Freedom of speech is a powerful issue to anyone opining online. It's a huge issue for anyone interested in a freer Middle East.

 Millions of Muslims believe it is great to honor their Prophet Mohammed in this way:

Caption: There is no god but God, and Muhammad is His Prophet.

And just as many love the above imagery, many Muslims have decided that it is wrong to depict Mohammed at all (the Quran doesn't mention this). This diversity of opinion is fine with me. If someone does not wish to have, make, or show pictures of someone, that's none of our business.

However, good people do not condone violence taken against those who depict Mohammed. I do not condone violence against Shiites or claims that they are enemies of all Muslims, either.  And I reject the claim that the practice of depicting Mohammed is "hate". In fact, many people have drawn Mohammed simply to show defiance against violent threats against his depiction. That's respect for human life; the very opposite of hate.

Our tolerance of stimulus like South Park's episodes mocking each of our respective faiths (They have mocked nearly all major views by now) is a necessary component of a peaceful world. Those who call this tolerance "hate" are deluding themselves. Those who claim condemning terrorists is the same as hating Islam are particularly disgusting, as their inability to separate the concepts betrays their own bigotry against Muslims.  They should learn.

What is Islam?

1. Having faith that Mohammed was the prophet of the sole god Allah.
2. Praying to Allah five times, every day
3. Following Ramadan's tradition of daytime fasting
4. Caring for the poor
5. Making your way to Mecca

It's not about demanding South Park not show a cartoon. It's not about killing those who disagree or even criticize those who used religion as an excuse to hurt people. It's not about treating your wife, sister, mother, or women in your community like they are subhuman, either. These aspects are things that no Muslim I know (and I've known many) practice. These people practice the five pillars and  stand second to none in their faith and love for their religion.

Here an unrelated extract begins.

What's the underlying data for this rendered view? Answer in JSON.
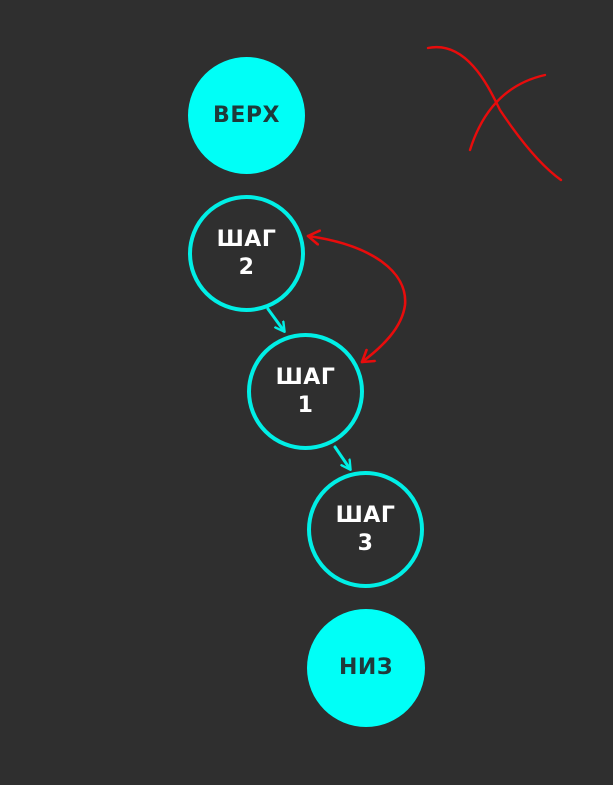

In every group that gets large enough, we will find those who seek to domineer. They won't be happy if everyone agrees, because they wish to elevate themselves. So they constantly find reasons to say others aren't doing things right. New revelations. Over emphasis on minutiae. And hate. We see this in Christianity, we see it in academia, we see it in our professions, and we see it with Islam as well. It's so bad that I've seen posters insisting all Shiites are the enemies of Islam. In fact, this rift between Sunni and Shiite has a bloody origin (relating directly to power over the religion), and the violence has not stopped today. I believe this is at the center of the contemporary command not to depict Mohammed.

Read over the five pillars of Islam. One can lead a selfless life, concerned for the poor and mindful of one's spiritual connection with God and the miracle of a Prophet, and never take up arms against those who don't have the same faith. The vast majority of Muslims prove I'm right. It is just as the vast majority of Christians live in peace. If you are a Christian, remember the last time you read or saw a ridiculous caricature of Christians as judgmental and hateful.  There are examples of judgmental and hateful Christians.  But is that Christianity?  No.  But most who know this know it because they have seen Christianity in peaceful, loving practice, concerned entirely with improving our lives and souls as praise to God.

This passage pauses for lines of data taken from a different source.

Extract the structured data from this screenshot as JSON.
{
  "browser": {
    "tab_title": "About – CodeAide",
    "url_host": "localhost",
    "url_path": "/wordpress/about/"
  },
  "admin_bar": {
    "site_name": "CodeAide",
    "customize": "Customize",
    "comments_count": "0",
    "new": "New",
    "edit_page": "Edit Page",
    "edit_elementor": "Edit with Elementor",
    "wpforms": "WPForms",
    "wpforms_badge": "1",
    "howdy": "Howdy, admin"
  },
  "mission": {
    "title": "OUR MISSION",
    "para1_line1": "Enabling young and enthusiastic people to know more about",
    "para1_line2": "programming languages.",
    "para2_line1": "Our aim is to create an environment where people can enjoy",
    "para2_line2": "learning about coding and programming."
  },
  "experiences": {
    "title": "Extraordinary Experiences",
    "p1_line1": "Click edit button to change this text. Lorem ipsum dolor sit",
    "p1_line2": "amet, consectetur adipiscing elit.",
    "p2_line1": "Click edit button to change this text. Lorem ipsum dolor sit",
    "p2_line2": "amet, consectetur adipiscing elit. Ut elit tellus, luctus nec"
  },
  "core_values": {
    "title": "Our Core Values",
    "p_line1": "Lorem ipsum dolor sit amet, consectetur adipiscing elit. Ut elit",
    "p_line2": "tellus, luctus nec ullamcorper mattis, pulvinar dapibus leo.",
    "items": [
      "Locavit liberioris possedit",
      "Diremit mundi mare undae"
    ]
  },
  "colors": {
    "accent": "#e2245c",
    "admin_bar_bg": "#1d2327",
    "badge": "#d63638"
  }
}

Key to the future of Islam is rejection of the idea that there is 'one true Islam'. Through prayer, the individual can seek the interpretation that is best, instead of letting thugs crush competing interpretations (and then come up with a new reason for a new rift and a new power struggle over and over again).  This way, like with reforms in Judaism and Christianity, certain views will tend to gain ground against others in a way I believe has generally been an improvement over the centuries.